Our neighbours across the ditch have been identified as the market best placed to alleviate the massive drop-off in Chinese visitors due to coronavirus which is costing $250 million a month.
Stephen England-Hall from Tourism New Zealand says it's important the new campaign featuring the New Zealand winter is put out quickly.
"Clearly the longer it goes on for and the more markets impacted by restrictions the worse it will be."
But the new campaign could be in vain with Prime Minister Jacinda Ardern saying on Tuesday afternoon she is not ruling out travel restrictions on Australians travelling here if the outbreak worsens.
"It's about constantly looking at the evidence and what's happening in those jurisdictions and making decisions as we go based on the evidence."
Some retailers could use the boost in business with many seeing a drop-off in sales, despite a massive spike with New Zealanders panic-buying over the weekend.
Greg Hartford from Retail New Zealand says: "We've heard of firms that have lost very very significant parts of their business and ultimately that's not going to be sustainable".
But there could be good news for homeowners with many economists predicting cuts to the official cash rate meaning lower interest rates.
Informetrics economist Brad Olsen says: "The Reserve Bank possibly cutting up to 50 basis points off the official cash rate - that would bring down the dollar, that would also try and boost some of the confidence coming through to employers."
The United States Federal Reserve is considering an emergency rates cut and the Australian Reserve Bank on Tuesday afternoon cut its official interest rates to a record low of 0.5.
Olsen says we need to take responsibility for our own economy by buying local and flying local.
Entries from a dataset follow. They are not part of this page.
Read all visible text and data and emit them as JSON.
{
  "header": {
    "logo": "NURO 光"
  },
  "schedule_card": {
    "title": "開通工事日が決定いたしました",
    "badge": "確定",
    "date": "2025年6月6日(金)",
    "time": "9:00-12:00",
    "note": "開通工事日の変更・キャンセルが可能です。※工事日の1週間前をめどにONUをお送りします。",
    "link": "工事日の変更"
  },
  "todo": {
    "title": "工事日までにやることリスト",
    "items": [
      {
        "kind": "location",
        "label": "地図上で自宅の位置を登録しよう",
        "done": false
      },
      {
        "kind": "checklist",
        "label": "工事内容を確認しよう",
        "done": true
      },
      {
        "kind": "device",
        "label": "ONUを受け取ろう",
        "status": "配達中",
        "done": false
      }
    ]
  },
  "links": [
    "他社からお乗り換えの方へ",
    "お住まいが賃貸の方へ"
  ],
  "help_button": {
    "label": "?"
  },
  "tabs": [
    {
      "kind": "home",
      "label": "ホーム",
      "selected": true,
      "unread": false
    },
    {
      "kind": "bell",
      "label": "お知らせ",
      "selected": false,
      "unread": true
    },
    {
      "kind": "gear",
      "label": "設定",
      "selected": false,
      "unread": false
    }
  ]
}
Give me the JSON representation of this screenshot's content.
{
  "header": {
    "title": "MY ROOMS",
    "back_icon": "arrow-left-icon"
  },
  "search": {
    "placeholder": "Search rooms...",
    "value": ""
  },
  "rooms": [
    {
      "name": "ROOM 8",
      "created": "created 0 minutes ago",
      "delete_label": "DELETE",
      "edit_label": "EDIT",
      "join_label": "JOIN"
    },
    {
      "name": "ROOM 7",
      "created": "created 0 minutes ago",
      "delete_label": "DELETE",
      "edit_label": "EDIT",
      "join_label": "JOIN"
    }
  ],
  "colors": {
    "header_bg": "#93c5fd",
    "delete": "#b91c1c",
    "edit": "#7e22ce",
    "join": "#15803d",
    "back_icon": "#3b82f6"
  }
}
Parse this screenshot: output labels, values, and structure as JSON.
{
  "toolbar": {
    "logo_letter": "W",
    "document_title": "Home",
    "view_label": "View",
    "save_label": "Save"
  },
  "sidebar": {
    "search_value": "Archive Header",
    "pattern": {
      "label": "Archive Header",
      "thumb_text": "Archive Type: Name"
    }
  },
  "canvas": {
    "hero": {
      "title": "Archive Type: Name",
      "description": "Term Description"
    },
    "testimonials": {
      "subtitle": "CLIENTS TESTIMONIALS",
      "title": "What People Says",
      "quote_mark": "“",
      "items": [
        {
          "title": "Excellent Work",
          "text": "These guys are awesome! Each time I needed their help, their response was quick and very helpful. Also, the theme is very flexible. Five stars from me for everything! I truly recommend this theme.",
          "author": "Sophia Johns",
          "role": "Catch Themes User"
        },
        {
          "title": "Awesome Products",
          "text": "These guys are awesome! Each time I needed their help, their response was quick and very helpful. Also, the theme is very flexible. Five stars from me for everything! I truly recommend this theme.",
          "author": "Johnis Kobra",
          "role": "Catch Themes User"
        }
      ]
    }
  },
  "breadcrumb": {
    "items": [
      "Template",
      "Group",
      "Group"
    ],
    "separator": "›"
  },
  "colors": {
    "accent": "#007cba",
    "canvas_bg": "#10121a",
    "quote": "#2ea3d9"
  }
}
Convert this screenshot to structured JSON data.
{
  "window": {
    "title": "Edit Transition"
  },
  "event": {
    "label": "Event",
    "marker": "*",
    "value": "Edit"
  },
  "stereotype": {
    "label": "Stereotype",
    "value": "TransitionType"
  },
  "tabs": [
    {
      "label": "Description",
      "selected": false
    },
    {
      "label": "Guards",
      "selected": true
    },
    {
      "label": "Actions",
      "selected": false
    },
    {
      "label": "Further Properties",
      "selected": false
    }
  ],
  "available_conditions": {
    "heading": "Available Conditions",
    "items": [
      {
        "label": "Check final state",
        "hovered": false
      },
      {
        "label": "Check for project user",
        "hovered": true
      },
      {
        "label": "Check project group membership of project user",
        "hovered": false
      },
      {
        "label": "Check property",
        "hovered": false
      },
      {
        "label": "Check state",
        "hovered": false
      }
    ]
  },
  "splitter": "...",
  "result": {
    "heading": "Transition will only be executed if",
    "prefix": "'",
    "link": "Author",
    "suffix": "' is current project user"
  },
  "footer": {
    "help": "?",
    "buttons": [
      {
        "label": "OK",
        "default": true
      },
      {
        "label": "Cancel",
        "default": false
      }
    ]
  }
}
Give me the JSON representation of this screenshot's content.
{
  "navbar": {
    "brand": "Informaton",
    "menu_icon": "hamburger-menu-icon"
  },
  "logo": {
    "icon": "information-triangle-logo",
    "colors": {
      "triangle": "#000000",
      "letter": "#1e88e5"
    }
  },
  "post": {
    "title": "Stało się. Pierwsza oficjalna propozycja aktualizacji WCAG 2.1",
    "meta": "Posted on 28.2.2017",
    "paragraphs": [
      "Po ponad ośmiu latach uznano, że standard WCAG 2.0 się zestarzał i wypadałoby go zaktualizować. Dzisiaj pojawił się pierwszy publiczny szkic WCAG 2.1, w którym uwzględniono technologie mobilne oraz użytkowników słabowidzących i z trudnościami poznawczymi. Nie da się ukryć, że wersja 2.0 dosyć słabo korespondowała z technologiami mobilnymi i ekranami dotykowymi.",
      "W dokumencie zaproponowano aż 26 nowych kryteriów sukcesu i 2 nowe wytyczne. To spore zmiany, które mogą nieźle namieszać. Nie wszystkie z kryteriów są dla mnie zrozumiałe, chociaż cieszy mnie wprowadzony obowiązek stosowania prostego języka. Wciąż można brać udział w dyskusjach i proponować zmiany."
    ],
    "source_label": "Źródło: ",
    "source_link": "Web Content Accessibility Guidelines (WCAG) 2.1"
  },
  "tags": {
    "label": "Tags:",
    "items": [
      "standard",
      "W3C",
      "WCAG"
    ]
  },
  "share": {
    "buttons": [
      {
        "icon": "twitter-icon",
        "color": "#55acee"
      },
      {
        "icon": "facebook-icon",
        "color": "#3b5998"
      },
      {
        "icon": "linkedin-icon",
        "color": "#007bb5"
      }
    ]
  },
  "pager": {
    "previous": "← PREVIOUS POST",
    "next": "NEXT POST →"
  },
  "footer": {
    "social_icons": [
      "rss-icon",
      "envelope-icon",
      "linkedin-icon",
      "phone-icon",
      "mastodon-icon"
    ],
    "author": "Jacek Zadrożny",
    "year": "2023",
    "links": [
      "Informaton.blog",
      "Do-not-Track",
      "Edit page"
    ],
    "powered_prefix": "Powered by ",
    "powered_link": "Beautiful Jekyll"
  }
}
"It will be up to us at home to make sure we are still moving around, however if we do have a wider outbreak in New Zealand or we do have households that are scared to go out they are fearing that COVID-19 will spread then we will see that domestic market start to shrink."